Cockatiels should also be fed pellets and sprouted seeds. Supplement their diet with healthy fresh fruit and vegetables on a daily basis. An all seed diet will result in an unhealthy or overweight bird. Fresh water should always be available.

Never give a cockatiel chocolate, avocado, or alcohol. These type of substances can kill the bird.

Cage Size and Exercise for a Cockatiel

Maintaining a proper and nutritious diet is key to having a healthy cockatiel. Bird seed should be a good quality cockatiel seed mix. Do not use regular parrot mix for feeding. One teaspoon a day of bird seed is sufficient.

 

Cockatiels should also be fed pellets and sprouted seeds. Supplement their diet with healthy fresh fruit and vegetables on a daily basis. Fresh water should always be available.

Cockatiel Health

Cockatiels will conceal an illness for as long as possible. Owners need to observe their cockatiel daily to learn normal behavior and if anything seems odd or out of the ordinary, the bird may be seriously ill.

If signs of an illness are present, the cockatiel should be taken to a veterinarian as soon as possible for treatment. Signs of an illness can include but are not limited to:

  • abnormal droppings
  • abnormal breathing
  • abnormal sleep pattern
  • any change in normal activities
  • abnormal feathers, feather growth, or molt
  • bleeding
  • discharge from the eyes, beak, or nostrils
  • disorientation
  • weight loss
  • drinking more than usual
  • drooping head, tail or wings
  • falling off perch
  • loss of appetite
  • vomiting
  • sitting on bottom of cage
  • hunched over posture
  • tail constantly moving up and down

Training a Cockatiel

Cockatiels are extremely docile and gentle birds. This makes them a perfect choice for a first pet. Keep in mind, they are noisy and will chirp, hiss, whistle, or screech when they want to get their owner's attention. Forming a strong bond with the cockatiel is a must for trick training. Training the cockatiel not to bite is often a challenging task.

Cockatiels can be trained to step onto a finger and can be trained to pet. Socialization at an early age is a must in order for the bird to be comfortable and not afraid. Start by offering the bird a favorite treat to encourage interaction.

Cockatiels are able to mimic words and phrases. Male cockatiels are more vocal than females.

Considerations Regarding Cockatiels

Keep in mind a cockatiel has an average life span of 12 to 15 years. It is not unusual for a cockatiel to live to be 20 years old. Cockatiels crave affection and attention.
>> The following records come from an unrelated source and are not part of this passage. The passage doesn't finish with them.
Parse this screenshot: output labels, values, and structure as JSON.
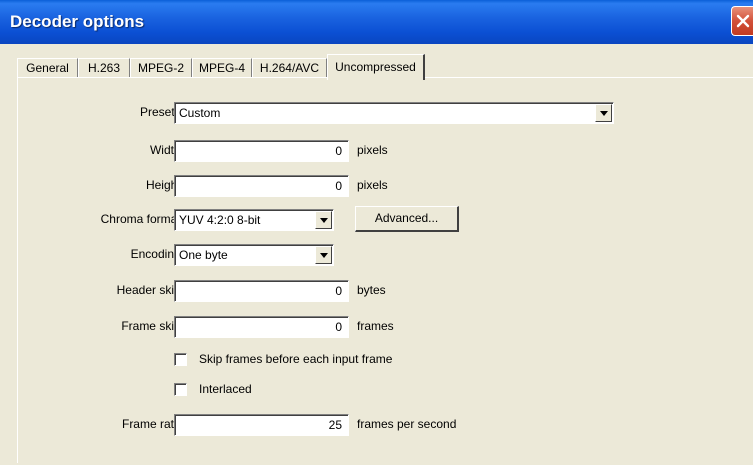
{
  "window": {
    "title": "Decoder options",
    "close_icon": "close-icon"
  },
  "tabs": [
    {
      "label": "General"
    },
    {
      "label": "H.263"
    },
    {
      "label": "MPEG-2"
    },
    {
      "label": "MPEG-4"
    },
    {
      "label": "H.264/AVC"
    },
    {
      "label": "Uncompressed",
      "active": true
    }
  ],
  "form": {
    "presets": {
      "label": "Presets:",
      "value": "Custom"
    },
    "width": {
      "label": "Width:",
      "value": "0",
      "unit": "pixels"
    },
    "height": {
      "label": "Height:",
      "value": "0",
      "unit": "pixels"
    },
    "chroma": {
      "label": "Chroma format:",
      "value": "YUV 4:2:0 8-bit"
    },
    "advanced_button": "Advanced...",
    "encoding": {
      "label": "Encoding:",
      "value": "One byte"
    },
    "header_skip": {
      "label": "Header skip:",
      "value": "0",
      "unit": "bytes"
    },
    "frame_skip": {
      "label": "Frame skip:",
      "value": "0",
      "unit": "frames"
    },
    "skip_frames_checkbox": {
      "label": "Skip frames before each input frame",
      "checked": false
    },
    "interlaced_checkbox": {
      "label": "Interlaced",
      "checked": false
    },
    "frame_rate": {
      "label": "Frame rate:",
      "value": "25",
      "unit": "frames per second"
    }
  }
}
Owners must be able to spend adequate time with their pet each day to meet the bird's needs. Exercise and a proper diet are essential in the health and well being of the cockatiel. They make amazing pets and are a welcome addition to the family.